__WHAT YOU ARE ASKED TO DO__. Return the records that follow, matching each one exactly.
GIVEN DATA section start
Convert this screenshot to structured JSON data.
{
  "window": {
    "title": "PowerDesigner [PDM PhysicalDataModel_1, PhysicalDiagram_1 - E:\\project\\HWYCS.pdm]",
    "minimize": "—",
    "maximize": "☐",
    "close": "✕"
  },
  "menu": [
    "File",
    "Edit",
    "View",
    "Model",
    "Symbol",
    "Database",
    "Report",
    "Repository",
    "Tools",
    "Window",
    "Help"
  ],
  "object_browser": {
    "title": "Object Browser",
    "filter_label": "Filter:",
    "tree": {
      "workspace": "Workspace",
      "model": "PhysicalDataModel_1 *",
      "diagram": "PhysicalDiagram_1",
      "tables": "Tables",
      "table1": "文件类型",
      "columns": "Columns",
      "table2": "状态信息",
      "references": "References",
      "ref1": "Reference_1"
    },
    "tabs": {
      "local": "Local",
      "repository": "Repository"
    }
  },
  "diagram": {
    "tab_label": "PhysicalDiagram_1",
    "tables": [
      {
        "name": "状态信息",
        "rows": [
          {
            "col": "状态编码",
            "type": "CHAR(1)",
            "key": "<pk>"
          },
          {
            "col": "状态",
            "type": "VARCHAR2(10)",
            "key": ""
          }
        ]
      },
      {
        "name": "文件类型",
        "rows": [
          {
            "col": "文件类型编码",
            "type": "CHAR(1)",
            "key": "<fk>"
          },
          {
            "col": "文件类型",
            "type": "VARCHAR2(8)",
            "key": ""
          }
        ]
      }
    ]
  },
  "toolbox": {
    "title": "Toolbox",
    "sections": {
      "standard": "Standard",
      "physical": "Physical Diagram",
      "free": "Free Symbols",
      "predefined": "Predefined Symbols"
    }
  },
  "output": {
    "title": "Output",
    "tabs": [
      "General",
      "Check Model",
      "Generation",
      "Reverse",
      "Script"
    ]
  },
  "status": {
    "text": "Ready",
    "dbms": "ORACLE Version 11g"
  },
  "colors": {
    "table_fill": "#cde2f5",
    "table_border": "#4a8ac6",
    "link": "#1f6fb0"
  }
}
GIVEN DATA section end
__WRITTEN SOLUTION__.
Convert this screenshot to structured JSON data.
{
  "window": {
    "title": "PowerDesigner [PDM PhysicalDataModel_1, PhysicalDiagram_1 - E:\\project\\HWYCS.pdm]",
    "minimize": "—",
    "maximize": "☐",
    "close": "✕"
  },
  "menu": [
    "File",
    "Edit",
    "View",
    "Model",
    "Symbol",
    "Database",
    "Report",
    "Repository",
    "Tools",
    "Window",
    "Help"
  ],
  "object_browser": {
    "title": "Object Browser",
    "filter_label": "Filter:",
    "tree": {
      "workspace": "Workspace",
      "model": "PhysicalDataModel_1 *",
      "diagram": "PhysicalDiagram_1",
      "tables": "Tables",
      "table1": "文件类型",
      "columns": "Columns",
      "table2": "状态信息",
      "references": "References",
      "ref1": "Reference_1"
    },
    "tabs": {
      "local": "Local",
      "repository": "Repository"
    }
  },
  "diagram": {
    "tab_label": "PhysicalDiagram_1",
    "tables": [
      {
        "name": "状态信息",
        "rows": [
          {
            "col": "状态编码",
            "type": "CHAR(1)",
            "key": "<pk>"
          },
          {
            "col": "状态",
            "type": "VARCHAR2(10)",
            "key": ""
          }
        ]
      },
      {
        "name": "文件类型",
        "rows": [
          {
            "col": "文件类型编码",
            "type": "CHAR(1)",
            "key": "<fk>"
          },
          {
            "col": "文件类型",
            "type": "VARCHAR2(8)",
            "key": ""
          }
        ]
      }
    ]
  },
  "toolbox": {
    "title": "Toolbox",
    "sections": {
      "standard": "Standard",
      "physical": "Physical Diagram",
      "free": "Free Symbols",
      "predefined": "Predefined Symbols"
    }
  },
  "output": {
    "title": "Output",
    "tabs": [
      "General",
      "Check Model",
      "Generation",
      "Reverse",
      "Script"
    ]
  },
  "status": {
    "text": "Ready",
    "dbms": "ORACLE Version 11g"
  },
  "colors": {
    "table_fill": "#cde2f5",
    "table_border": "#4a8ac6",
    "link": "#1f6fb0"
  }
}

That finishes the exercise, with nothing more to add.